2. Walls

You can use both quartzite and quartz for a backsplash or focus wall in your kitchen or bathroom. The variations in patterns in quartzite make for a stunning, one-of-a-kind focal point. But the gloss and shades of both can lend a touch of elegance to just about any space. And since they’re easy to clean and hard to chip, you won’t have to spend too much effort maintaining either material once it’s installed.

3. Countertops

Quartz and quartzite both stand up well to daily use and can be an excellent finishing touch to any kitchen or bathroom design. If you’re looking for a material that’s beautiful but will stand up to a house full of children, either quartz or quartzite is a great option because of their durability and ease of care.

4. Fireplaces

If your specific application is to redo your current fireplace, go with quartzite. This project is one instance where quartz would not be the preferred material. The durability of quartzite as a material lends itself well to any fireplace design, especially if you are looking for a timeless, earthy feel.

Quartzite or Quartz: Let Lesher Help You Decide

Quartzite or quartz? If you’re in the market for new countertops or flooring, let Lesher Natural Stone, Quartz, & Tile help you select the best material for your needs. With 25 years of experience selling countertops, bathroom tile, sinks and more, Lesher is committed to providing you with high-quality products you’ll love. Visit our Middletown showroom today or request a free quote online!
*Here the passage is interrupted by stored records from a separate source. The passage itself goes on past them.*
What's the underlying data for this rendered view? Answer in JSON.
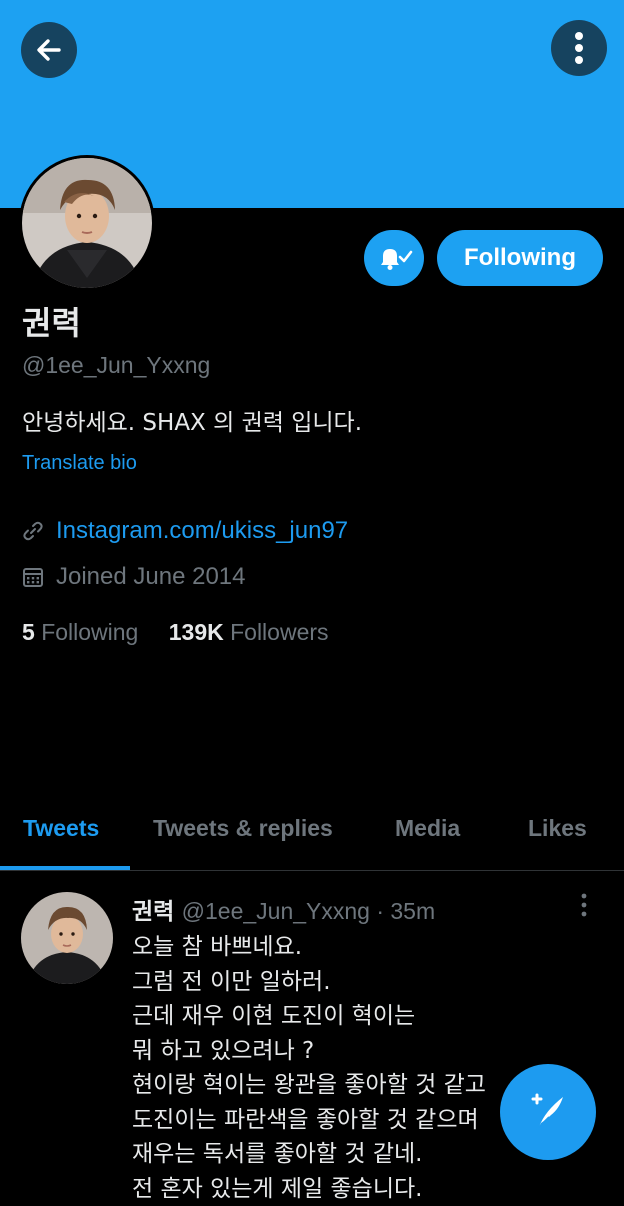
{
  "profile": {
    "name": "권력",
    "handle": "@1ee_Jun_Yxxng",
    "bio": "안녕하세요. SHAX 의 권력 입니다.",
    "translate_label": "Translate bio",
    "link": "Instagram.com/ukiss_jun97",
    "joined": "Joined June 2014",
    "following_count": "5",
    "following_label": "Following",
    "followers_count": "139K",
    "followers_label": "Followers",
    "follow_button_label": "Following"
  },
  "tabs": [
    {
      "label": "Tweets",
      "active": true
    },
    {
      "label": "Tweets & replies",
      "active": false
    },
    {
      "label": "Media",
      "active": false
    },
    {
      "label": "Likes",
      "active": false
    }
  ],
  "tweet": {
    "name": "권력",
    "meta": "@1ee_Jun_Yxxng · 35m",
    "lines": [
      "오늘 참 바쁘네요.",
      "그럼 전 이만 일하러.",
      "근데 재우 이현 도진이 혁이는",
      "뭐 하고 있으려나 ?",
      "현이랑 혁이는 왕관을 좋아할 것 같고",
      "도진이는 파란색을 좋아할 것 같으며",
      "재우는 독서를 좋아할 것 같네.",
      "전 혼자 있는게 제일 좋습니다."
    ]
  },
  "colors": {
    "accent": "#1da1f2",
    "background": "#000000",
    "muted_text": "#6e767d",
    "link": "#1d9bf0"
  },
  "icons": [
    "back-arrow-icon",
    "more-vertical-icon",
    "bell-check-icon",
    "link-icon",
    "calendar-icon",
    "compose-tweet-icon"
  ]
}
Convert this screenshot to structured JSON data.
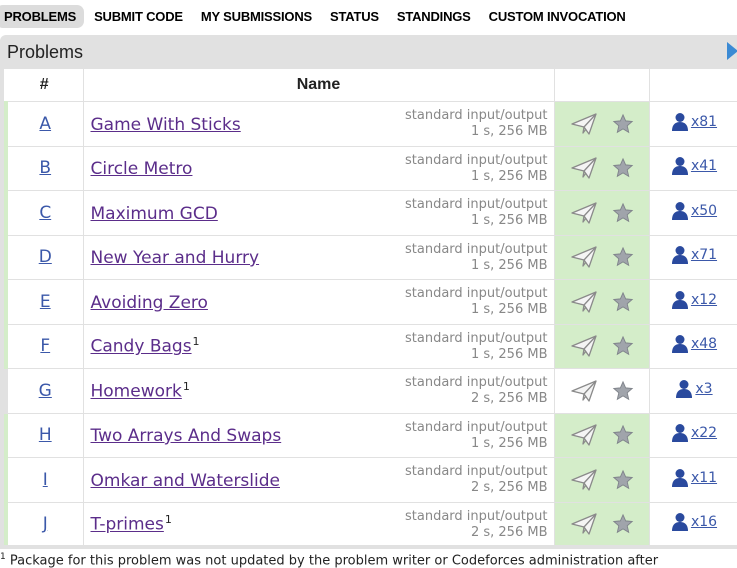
{
  "nav": {
    "tabs": [
      {
        "label": "PROBLEMS",
        "active": true
      },
      {
        "label": "SUBMIT CODE",
        "active": false
      },
      {
        "label": "MY SUBMISSIONS",
        "active": false
      },
      {
        "label": "STATUS",
        "active": false
      },
      {
        "label": "STANDINGS",
        "active": false
      },
      {
        "label": "CUSTOM INVOCATION",
        "active": false
      }
    ]
  },
  "panel": {
    "title": "Problems"
  },
  "table": {
    "headers": {
      "id": "#",
      "name": "Name"
    },
    "rows": [
      {
        "id": "A",
        "name": "Game With Sticks",
        "sup": "",
        "io": "standard input/output",
        "limits": "1 s, 256 MB",
        "solved_count": "x81",
        "accepted": true
      },
      {
        "id": "B",
        "name": "Circle Metro",
        "sup": "",
        "io": "standard input/output",
        "limits": "1 s, 256 MB",
        "solved_count": "x41",
        "accepted": true
      },
      {
        "id": "C",
        "name": "Maximum GCD",
        "sup": "",
        "io": "standard input/output",
        "limits": "1 s, 256 MB",
        "solved_count": "x50",
        "accepted": true
      },
      {
        "id": "D",
        "name": "New Year and Hurry",
        "sup": "",
        "io": "standard input/output",
        "limits": "1 s, 256 MB",
        "solved_count": "x71",
        "accepted": true
      },
      {
        "id": "E",
        "name": "Avoiding Zero",
        "sup": "",
        "io": "standard input/output",
        "limits": "1 s, 256 MB",
        "solved_count": "x12",
        "accepted": true
      },
      {
        "id": "F",
        "name": "Candy Bags",
        "sup": "1",
        "io": "standard input/output",
        "limits": "1 s, 256 MB",
        "solved_count": "x48",
        "accepted": true
      },
      {
        "id": "G",
        "name": "Homework",
        "sup": "1",
        "io": "standard input/output",
        "limits": "2 s, 256 MB",
        "solved_count": "x3",
        "accepted": false
      },
      {
        "id": "H",
        "name": "Two Arrays And Swaps",
        "sup": "",
        "io": "standard input/output",
        "limits": "1 s, 256 MB",
        "solved_count": "x22",
        "accepted": true
      },
      {
        "id": "I",
        "name": "Omkar and Waterslide",
        "sup": "",
        "io": "standard input/output",
        "limits": "2 s, 256 MB",
        "solved_count": "x11",
        "accepted": true
      },
      {
        "id": "J",
        "name": "T-primes",
        "sup": "1",
        "io": "standard input/output",
        "limits": "2 s, 256 MB",
        "solved_count": "x16",
        "accepted": true
      }
    ]
  },
  "footnote": {
    "marker": "1",
    "text": " Package for this problem was not updated by the problem writer or Codeforces administration after"
  },
  "colors": {
    "accepted_bg": "#d4edc9",
    "link_blue": "#3b58a9",
    "name_purple": "#5b2d8a",
    "panel_gray": "#e1e1e1",
    "arrow_blue": "#3b8ad4"
  },
  "icons": {
    "submit": "paper-plane-icon",
    "favorite": "star-icon",
    "solvers": "user-icon",
    "panel_toggle": "triangle-right-icon"
  }
}
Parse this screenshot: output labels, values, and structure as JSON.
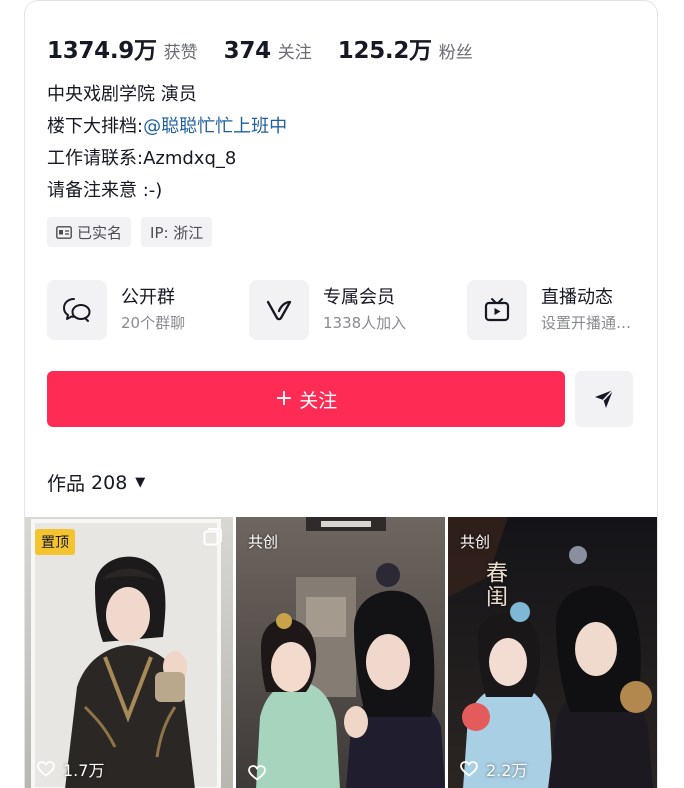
{
  "stats": [
    {
      "value": "1374.9万",
      "label": "获赞"
    },
    {
      "value": "374",
      "label": "关注"
    },
    {
      "value": "125.2万",
      "label": "粉丝"
    }
  ],
  "bio": {
    "line1": "中央戏剧学院 演员",
    "line2_prefix": "楼下大排档:",
    "line2_mention": "@聪聪忙忙上班中",
    "line3": "工作请联系:Azmdxq_8",
    "line4": "请备注来意 :-)"
  },
  "tags": {
    "verified": "已实名",
    "ip": "IP:  浙江"
  },
  "features": [
    {
      "title": "公开群",
      "subtitle": "20个群聊",
      "icon": "chat-bubbles-icon"
    },
    {
      "title": "专属会员",
      "subtitle": "1338人加入",
      "icon": "v-member-icon"
    },
    {
      "title": "直播动态",
      "subtitle": "设置开播通…",
      "icon": "tv-icon"
    }
  ],
  "actions": {
    "follow_plus": "+",
    "follow_label": "关注",
    "share_icon": "send-icon"
  },
  "works": {
    "label": "作品",
    "count": "208",
    "caret": "▼"
  },
  "grid": [
    {
      "badge": "置顶",
      "likes": "1.7万"
    },
    {
      "badge": "共创",
      "likes": ""
    },
    {
      "badge": "共创",
      "likes": "2.2万",
      "overlay_title": "春闺"
    }
  ],
  "colors": {
    "accent": "#fe2c55",
    "mention": "#1f5f9e",
    "pin_badge": "#f4c430"
  }
}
Quartz or Quartzite

2020-09-22T08:28:35+00:00 October 24th, 2019|0 Comments